[Excerpts from an interface dataset]
┌────────

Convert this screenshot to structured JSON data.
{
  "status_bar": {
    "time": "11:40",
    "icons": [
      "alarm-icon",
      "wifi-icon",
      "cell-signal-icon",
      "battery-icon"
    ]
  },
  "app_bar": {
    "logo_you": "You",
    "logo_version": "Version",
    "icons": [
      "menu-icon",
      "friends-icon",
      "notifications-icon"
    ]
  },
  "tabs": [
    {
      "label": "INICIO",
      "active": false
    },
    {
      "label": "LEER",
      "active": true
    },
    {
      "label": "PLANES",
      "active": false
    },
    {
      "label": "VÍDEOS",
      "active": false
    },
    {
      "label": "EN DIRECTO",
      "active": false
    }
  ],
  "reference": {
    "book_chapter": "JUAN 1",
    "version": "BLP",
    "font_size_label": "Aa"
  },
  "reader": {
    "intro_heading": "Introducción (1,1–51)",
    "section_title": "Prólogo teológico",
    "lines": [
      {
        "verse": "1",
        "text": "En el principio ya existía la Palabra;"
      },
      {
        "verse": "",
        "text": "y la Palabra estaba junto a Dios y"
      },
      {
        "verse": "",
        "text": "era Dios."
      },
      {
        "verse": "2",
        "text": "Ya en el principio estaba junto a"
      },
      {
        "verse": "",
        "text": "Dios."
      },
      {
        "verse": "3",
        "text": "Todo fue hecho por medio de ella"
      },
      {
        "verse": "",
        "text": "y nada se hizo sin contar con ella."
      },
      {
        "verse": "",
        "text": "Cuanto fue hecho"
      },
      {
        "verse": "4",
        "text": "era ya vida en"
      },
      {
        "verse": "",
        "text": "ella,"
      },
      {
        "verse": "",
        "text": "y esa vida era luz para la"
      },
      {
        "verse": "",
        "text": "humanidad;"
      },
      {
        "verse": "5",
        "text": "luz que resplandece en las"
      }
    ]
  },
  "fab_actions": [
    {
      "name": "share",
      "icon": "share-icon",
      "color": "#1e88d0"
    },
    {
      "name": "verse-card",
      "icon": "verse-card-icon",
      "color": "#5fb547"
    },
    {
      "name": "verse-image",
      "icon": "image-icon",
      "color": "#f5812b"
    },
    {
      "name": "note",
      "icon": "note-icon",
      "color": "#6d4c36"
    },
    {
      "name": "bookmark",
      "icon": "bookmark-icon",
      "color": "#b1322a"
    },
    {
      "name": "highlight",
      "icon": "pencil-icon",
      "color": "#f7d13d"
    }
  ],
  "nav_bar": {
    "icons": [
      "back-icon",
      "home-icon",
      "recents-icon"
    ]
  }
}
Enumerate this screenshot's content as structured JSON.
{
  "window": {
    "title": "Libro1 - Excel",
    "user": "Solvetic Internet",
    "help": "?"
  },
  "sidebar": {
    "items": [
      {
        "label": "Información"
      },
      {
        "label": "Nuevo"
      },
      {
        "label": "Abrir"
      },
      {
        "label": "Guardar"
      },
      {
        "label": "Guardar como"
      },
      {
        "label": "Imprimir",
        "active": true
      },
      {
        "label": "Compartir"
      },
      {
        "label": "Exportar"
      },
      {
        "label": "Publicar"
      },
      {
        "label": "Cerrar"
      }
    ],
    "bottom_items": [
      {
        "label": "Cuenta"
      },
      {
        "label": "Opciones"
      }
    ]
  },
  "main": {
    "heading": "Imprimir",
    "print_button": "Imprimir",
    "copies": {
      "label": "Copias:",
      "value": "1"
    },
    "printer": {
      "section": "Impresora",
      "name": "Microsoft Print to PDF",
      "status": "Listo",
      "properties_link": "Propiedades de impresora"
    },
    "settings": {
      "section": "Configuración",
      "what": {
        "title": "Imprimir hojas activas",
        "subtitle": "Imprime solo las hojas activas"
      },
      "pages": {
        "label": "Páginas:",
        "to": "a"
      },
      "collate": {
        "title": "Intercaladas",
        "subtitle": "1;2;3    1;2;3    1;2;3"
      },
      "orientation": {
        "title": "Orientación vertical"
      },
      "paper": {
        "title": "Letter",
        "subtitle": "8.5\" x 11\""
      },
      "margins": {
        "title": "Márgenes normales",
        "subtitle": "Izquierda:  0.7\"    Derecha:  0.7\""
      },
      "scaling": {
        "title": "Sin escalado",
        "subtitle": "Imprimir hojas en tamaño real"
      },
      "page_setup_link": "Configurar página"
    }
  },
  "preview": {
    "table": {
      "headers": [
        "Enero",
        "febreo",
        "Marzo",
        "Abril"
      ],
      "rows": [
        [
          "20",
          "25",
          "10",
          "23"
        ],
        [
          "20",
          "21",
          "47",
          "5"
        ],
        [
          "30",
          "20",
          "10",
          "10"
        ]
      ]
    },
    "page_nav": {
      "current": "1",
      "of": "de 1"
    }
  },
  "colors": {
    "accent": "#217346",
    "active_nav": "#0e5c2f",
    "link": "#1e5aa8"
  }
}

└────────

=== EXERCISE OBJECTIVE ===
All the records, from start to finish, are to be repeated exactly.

=== EXERCISE SOLUTION ===
Convert this screenshot to structured JSON data.
{
  "status_bar": {
    "time": "11:40",
    "icons": [
      "alarm-icon",
      "wifi-icon",
      "cell-signal-icon",
      "battery-icon"
    ]
  },
  "app_bar": {
    "logo_you": "You",
    "logo_version": "Version",
    "icons": [
      "menu-icon",
      "friends-icon",
      "notifications-icon"
    ]
  },
  "tabs": [
    {
      "label": "INICIO",
      "active": false
    },
    {
      "label": "LEER",
      "active": true
    },
    {
      "label": "PLANES",
      "active": false
    },
    {
      "label": "VÍDEOS",
      "active": false
    },
    {
      "label": "EN DIRECTO",
      "active": false
    }
  ],
  "reference": {
    "book_chapter": "JUAN 1",
    "version": "BLP",
    "font_size_label": "Aa"
  },
  "reader": {
    "intro_heading": "Introducción (1,1–51)",
    "section_title": "Prólogo teológico",
    "lines": [
      {
        "verse": "1",
        "text": "En el principio ya existía la Palabra;"
      },
      {
        "verse": "",
        "text": "y la Palabra estaba junto a Dios y"
      },
      {
        "verse": "",
        "text": "era Dios."
      },
      {
        "verse": "2",
        "text": "Ya en el principio estaba junto a"
      },
      {
        "verse": "",
        "text": "Dios."
      },
      {
        "verse": "3",
        "text": "Todo fue hecho por medio de ella"
      },
      {
        "verse": "",
        "text": "y nada se hizo sin contar con ella."
      },
      {
        "verse": "",
        "text": "Cuanto fue hecho"
      },
      {
        "verse": "4",
        "text": "era ya vida en"
      },
      {
        "verse": "",
        "text": "ella,"
      },
      {
        "verse": "",
        "text": "y esa vida era luz para la"
      },
      {
        "verse": "",
        "text": "humanidad;"
      },
      {
        "verse": "5",
        "text": "luz que resplandece en las"
      }
    ]
  },
  "fab_actions": [
    {
      "name": "share",
      "icon": "share-icon",
      "color": "#1e88d0"
    },
    {
      "name": "verse-card",
      "icon": "verse-card-icon",
      "color": "#5fb547"
    },
    {
      "name": "verse-image",
      "icon": "image-icon",
      "color": "#f5812b"
    },
    {
      "name": "note",
      "icon": "note-icon",
      "color": "#6d4c36"
    },
    {
      "name": "bookmark",
      "icon": "bookmark-icon",
      "color": "#b1322a"
    },
    {
      "name": "highlight",
      "icon": "pencil-icon",
      "color": "#f7d13d"
    }
  ],
  "nav_bar": {
    "icons": [
      "back-icon",
      "home-icon",
      "recents-icon"
    ]
  }
}
Enumerate this screenshot's content as structured JSON.
{
  "window": {
    "title": "Libro1 - Excel",
    "user": "Solvetic Internet",
    "help": "?"
  },
  "sidebar": {
    "items": [
      {
        "label": "Información"
      },
      {
        "label": "Nuevo"
      },
      {
        "label": "Abrir"
      },
      {
        "label": "Guardar"
      },
      {
        "label": "Guardar como"
      },
      {
        "label": "Imprimir",
        "active": true
      },
      {
        "label": "Compartir"
      },
      {
        "label": "Exportar"
      },
      {
        "label": "Publicar"
      },
      {
        "label": "Cerrar"
      }
    ],
    "bottom_items": [
      {
        "label": "Cuenta"
      },
      {
        "label": "Opciones"
      }
    ]
  },
  "main": {
    "heading": "Imprimir",
    "print_button": "Imprimir",
    "copies": {
      "label": "Copias:",
      "value": "1"
    },
    "printer": {
      "section": "Impresora",
      "name": "Microsoft Print to PDF",
      "status": "Listo",
      "properties_link": "Propiedades de impresora"
    },
    "settings": {
      "section": "Configuración",
      "what": {
        "title": "Imprimir hojas activas",
        "subtitle": "Imprime solo las hojas activas"
      },
      "pages": {
        "label": "Páginas:",
        "to": "a"
      },
      "collate": {
        "title": "Intercaladas",
        "subtitle": "1;2;3    1;2;3    1;2;3"
      },
      "orientation": {
        "title": "Orientación vertical"
      },
      "paper": {
        "title": "Letter",
        "subtitle": "8.5\" x 11\""
      },
      "margins": {
        "title": "Márgenes normales",
        "subtitle": "Izquierda:  0.7\"    Derecha:  0.7\""
      },
      "scaling": {
        "title": "Sin escalado",
        "subtitle": "Imprimir hojas en tamaño real"
      },
      "page_setup_link": "Configurar página"
    }
  },
  "preview": {
    "table": {
      "headers": [
        "Enero",
        "febreo",
        "Marzo",
        "Abril"
      ],
      "rows": [
        [
          "20",
          "25",
          "10",
          "23"
        ],
        [
          "20",
          "21",
          "47",
          "5"
        ],
        [
          "30",
          "20",
          "10",
          "10"
        ]
      ]
    },
    "page_nav": {
      "current": "1",
      "of": "de 1"
    }
  },
  "colors": {
    "accent": "#217346",
    "active_nav": "#0e5c2f",
    "link": "#1e5aa8"
  }
}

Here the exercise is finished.